Google is one of the most well-known websites on the internet, and most people in Massachusetts use at least one of its many services when hopping online. While Google's search engine, email service and cloud storage are used by people of all ages, the Equal Employment Opportunity Commission suspect that its headquarters is less accommodating. The company is currently under investigation for allegedly exercising workplace discrimination based on workers' ages.
The tech industry is often associated with young, fresh workers, while older employees are pushed aside. A professor of computer science who also studies age discrimination notes that this is in stark contrast to the diverse image that most tech companies try to promote. He claims that age discrimination is a serious problem across all of the tech industry, with many employees feeling the effects as young as 35.
Google's own workforce is mostly comprised of people aged 40 or younger. In addition to the EEOC investigation, the tech-giant is also set to go to court in May 2017 for its alleged discriminatory hiring practices. One of the women included in the lawsuit claims that, on multiple occasions, Google approached her for possible job openings because of her extensive qualifications. She was not hired for any of those openings despite having been contacted by the company rather than putting in an application for herself.

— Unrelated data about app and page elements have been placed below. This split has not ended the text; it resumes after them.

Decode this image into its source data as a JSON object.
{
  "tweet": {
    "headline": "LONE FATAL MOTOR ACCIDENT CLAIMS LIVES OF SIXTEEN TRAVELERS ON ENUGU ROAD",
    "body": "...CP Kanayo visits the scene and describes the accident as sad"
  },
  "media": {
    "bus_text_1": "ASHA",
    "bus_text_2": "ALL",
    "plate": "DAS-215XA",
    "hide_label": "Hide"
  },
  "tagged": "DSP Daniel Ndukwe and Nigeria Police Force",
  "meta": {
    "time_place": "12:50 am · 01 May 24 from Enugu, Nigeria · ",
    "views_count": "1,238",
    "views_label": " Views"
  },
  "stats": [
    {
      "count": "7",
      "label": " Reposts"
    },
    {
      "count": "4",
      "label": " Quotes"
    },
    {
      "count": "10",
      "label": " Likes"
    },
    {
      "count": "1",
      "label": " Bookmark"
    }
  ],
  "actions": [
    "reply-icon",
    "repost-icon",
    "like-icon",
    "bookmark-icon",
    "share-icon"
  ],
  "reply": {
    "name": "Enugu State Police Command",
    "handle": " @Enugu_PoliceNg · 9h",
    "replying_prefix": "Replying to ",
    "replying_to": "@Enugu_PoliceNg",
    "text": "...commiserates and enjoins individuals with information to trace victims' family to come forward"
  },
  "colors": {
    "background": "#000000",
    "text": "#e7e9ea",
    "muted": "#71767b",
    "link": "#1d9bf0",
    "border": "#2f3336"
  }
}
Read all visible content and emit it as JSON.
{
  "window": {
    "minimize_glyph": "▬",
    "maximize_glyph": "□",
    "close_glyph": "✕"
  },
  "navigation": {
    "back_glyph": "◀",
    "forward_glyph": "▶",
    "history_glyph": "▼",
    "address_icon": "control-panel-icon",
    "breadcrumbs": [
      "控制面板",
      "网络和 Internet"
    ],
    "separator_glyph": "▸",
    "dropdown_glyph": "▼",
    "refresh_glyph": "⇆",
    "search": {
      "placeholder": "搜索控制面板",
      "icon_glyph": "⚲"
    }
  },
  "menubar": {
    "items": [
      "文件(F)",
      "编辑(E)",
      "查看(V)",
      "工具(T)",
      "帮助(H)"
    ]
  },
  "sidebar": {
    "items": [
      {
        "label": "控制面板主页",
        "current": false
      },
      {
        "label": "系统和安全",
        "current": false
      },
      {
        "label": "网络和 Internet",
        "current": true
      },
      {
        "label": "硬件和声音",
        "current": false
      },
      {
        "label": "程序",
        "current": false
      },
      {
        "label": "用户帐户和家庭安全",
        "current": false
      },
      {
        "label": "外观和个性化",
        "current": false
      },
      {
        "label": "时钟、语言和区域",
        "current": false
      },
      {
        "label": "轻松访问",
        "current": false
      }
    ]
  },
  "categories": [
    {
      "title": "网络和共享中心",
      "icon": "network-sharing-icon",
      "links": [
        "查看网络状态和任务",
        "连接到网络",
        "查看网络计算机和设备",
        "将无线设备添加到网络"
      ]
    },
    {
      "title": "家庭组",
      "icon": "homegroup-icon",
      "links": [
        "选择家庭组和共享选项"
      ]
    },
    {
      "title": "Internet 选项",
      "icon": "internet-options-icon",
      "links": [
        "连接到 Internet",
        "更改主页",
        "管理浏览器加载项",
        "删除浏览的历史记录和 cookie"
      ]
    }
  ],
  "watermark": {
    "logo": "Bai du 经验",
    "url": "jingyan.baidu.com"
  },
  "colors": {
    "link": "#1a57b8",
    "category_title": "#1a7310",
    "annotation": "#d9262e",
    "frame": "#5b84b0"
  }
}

Age-related workplace discrimination tends to have different roots than discrimination based on race or gender. Employers in Massachusetts often operate under the wrong impression that certain job skills are isolated to younger workers, which can lead to more blatant acts of open discrimination. Workers who have been victims of age-related discriminatory practices can take action through filing necessary complaints with the EEOC and by pursuing just legal recourse via a lawsuit.
Source: mercurynews.com, "Federal investigators probe Google over age-discrimination complaints", Ethan Baron, July 7, 2016